**ASSIGNED TASK**. Your response should consist of the data that follows, repeated in full without alteration.

**TASK DATA**.
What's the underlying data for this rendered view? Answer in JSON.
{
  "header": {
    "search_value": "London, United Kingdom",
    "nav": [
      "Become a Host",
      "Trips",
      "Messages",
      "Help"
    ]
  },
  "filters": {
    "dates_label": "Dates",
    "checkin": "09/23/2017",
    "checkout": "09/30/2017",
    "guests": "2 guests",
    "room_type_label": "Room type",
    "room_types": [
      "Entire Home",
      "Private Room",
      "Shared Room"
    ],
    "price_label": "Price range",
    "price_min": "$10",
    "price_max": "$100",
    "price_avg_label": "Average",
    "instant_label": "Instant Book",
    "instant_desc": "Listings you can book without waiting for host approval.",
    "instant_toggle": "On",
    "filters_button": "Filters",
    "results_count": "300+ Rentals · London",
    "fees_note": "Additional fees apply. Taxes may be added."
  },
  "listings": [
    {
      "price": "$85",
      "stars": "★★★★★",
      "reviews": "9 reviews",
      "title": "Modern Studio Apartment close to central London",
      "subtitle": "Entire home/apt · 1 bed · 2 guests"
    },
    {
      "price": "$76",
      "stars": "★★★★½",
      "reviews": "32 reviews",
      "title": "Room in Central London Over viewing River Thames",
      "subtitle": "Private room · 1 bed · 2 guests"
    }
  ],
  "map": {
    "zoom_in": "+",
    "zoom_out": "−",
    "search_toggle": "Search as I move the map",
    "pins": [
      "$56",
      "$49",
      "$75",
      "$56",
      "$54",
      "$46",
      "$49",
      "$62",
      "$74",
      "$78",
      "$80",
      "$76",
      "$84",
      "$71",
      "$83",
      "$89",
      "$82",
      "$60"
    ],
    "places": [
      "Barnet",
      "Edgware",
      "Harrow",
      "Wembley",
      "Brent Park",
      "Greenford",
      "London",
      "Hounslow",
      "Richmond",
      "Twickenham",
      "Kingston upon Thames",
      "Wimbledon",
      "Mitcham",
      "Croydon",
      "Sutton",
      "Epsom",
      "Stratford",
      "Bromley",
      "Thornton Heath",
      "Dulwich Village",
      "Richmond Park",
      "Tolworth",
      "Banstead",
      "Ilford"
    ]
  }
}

**RESPONSE TO THE EXERCISE**.
What's the underlying data for this rendered view? Answer in JSON.
{
  "header": {
    "search_value": "London, United Kingdom",
    "nav": [
      "Become a Host",
      "Trips",
      "Messages",
      "Help"
    ]
  },
  "filters": {
    "dates_label": "Dates",
    "checkin": "09/23/2017",
    "checkout": "09/30/2017",
    "guests": "2 guests",
    "room_type_label": "Room type",
    "room_types": [
      "Entire Home",
      "Private Room",
      "Shared Room"
    ],
    "price_label": "Price range",
    "price_min": "$10",
    "price_max": "$100",
    "price_avg_label": "Average",
    "instant_label": "Instant Book",
    "instant_desc": "Listings you can book without waiting for host approval.",
    "instant_toggle": "On",
    "filters_button": "Filters",
    "results_count": "300+ Rentals · London",
    "fees_note": "Additional fees apply. Taxes may be added."
  },
  "listings": [
    {
      "price": "$85",
      "stars": "★★★★★",
      "reviews": "9 reviews",
      "title": "Modern Studio Apartment close to central London",
      "subtitle": "Entire home/apt · 1 bed · 2 guests"
    },
    {
      "price": "$76",
      "stars": "★★★★½",
      "reviews": "32 reviews",
      "title": "Room in Central London Over viewing River Thames",
      "subtitle": "Private room · 1 bed · 2 guests"
    }
  ],
  "map": {
    "zoom_in": "+",
    "zoom_out": "−",
    "search_toggle": "Search as I move the map",
    "pins": [
      "$56",
      "$49",
      "$75",
      "$56",
      "$54",
      "$46",
      "$49",
      "$62",
      "$74",
      "$78",
      "$80",
      "$76",
      "$84",
      "$71",
      "$83",
      "$89",
      "$82",
      "$60"
    ],
    "places": [
      "Barnet",
      "Edgware",
      "Harrow",
      "Wembley",
      "Brent Park",
      "Greenford",
      "London",
      "Hounslow",
      "Richmond",
      "Twickenham",
      "Kingston upon Thames",
      "Wimbledon",
      "Mitcham",
      "Croydon",
      "Sutton",
      "Epsom",
      "Stratford",
      "Bromley",
      "Thornton Heath",
      "Dulwich Village",
      "Richmond Park",
      "Tolworth",
      "Banstead",
      "Ilford"
    ]
  }
}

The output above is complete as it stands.